Wednesday, February 07, 2007

Traveller

Whilst staying in a cosy little hotel in Yemen I was flicking through their guestbook when I came across the following aphorism:

A tourist forgets what he did yesterday but knows what he will do tomorrow.
A traveller remembers what he did yesterday but has no idea what he will do tomorrow.

A bit smug and self-important I admit, but not without a grain of truth. After writing my last post (at around 6pm) I had dinner, returned to my hotel to pick up my backpack, and then set off for the train station to catch the 8pm departure. As I was walking along the road to the station I noticed a tour company that was still open and I decided to pop in out of curiosity for the tours that are on offer in Djibouti and on the off chance that I might be able to fill up my bottles with water (I believe that drinking water is a basic right and since Bangladesh I've been able to go without buying any bottled water by filling up at public water fountains, from taps and from restaurants; plus the production, and discarding of, plastic bottles is harmful to the environment). It turned out they had a group going to lake Asal the next day and they even invited me in or dinner and offered me a place to stay. I quickly hurried over to the station to change my ticket.
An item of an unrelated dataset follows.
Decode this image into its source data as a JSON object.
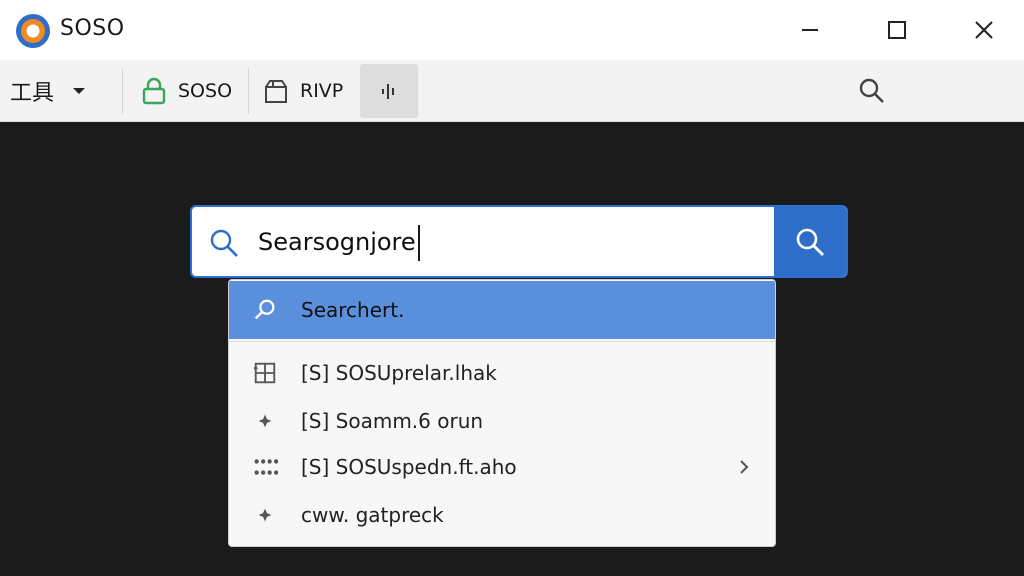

The tour turned out to be a bit of a fiasco as the road (which also happens to be the only road to Ethiopia) was closed due to a shed load. So we had to turn back. However the next day I got together with a Canadian traveller and we managed to organise some transport out to the lake. The landscape out there is truly Martian, with lava flows, fields of reddish-black stones and barely any vegetation. The lake itself is surrounded by a large expanse of salt, the surface of which is sculpted into ridges by the wind. And it is in this inhospitable environment that some Afar tribes manage to make a living harvesting the salt and transporting it by camel caravan to Ethiopia (we were even lucky enough to see a couple of laden camels start heading off). It was also on this little excursion that I also got to see the slums along the outskirts of town in which most Djiboutians live. A real shame to see because with the money coming in from the transit of Ethiopian goods and the three foreign military bases (there's also a German one apparently), and the small population, the country ought to be quite well off, but it's the same old problem of corruption (not that large Western countries mind about that because the country is politically stable and they have their military bases there).

1 comment:

Ex-Shammickite said...

Hi Erik: Nice guestbook quote, I think I have been both a tourist and a traveller, but perhaps not to quite such an extent as you! Interesting that there is salt harvested around Lake Asal, does that mean that it's a salt water lake? And if so, where does the salt come from? Sorry if that's a dumb question.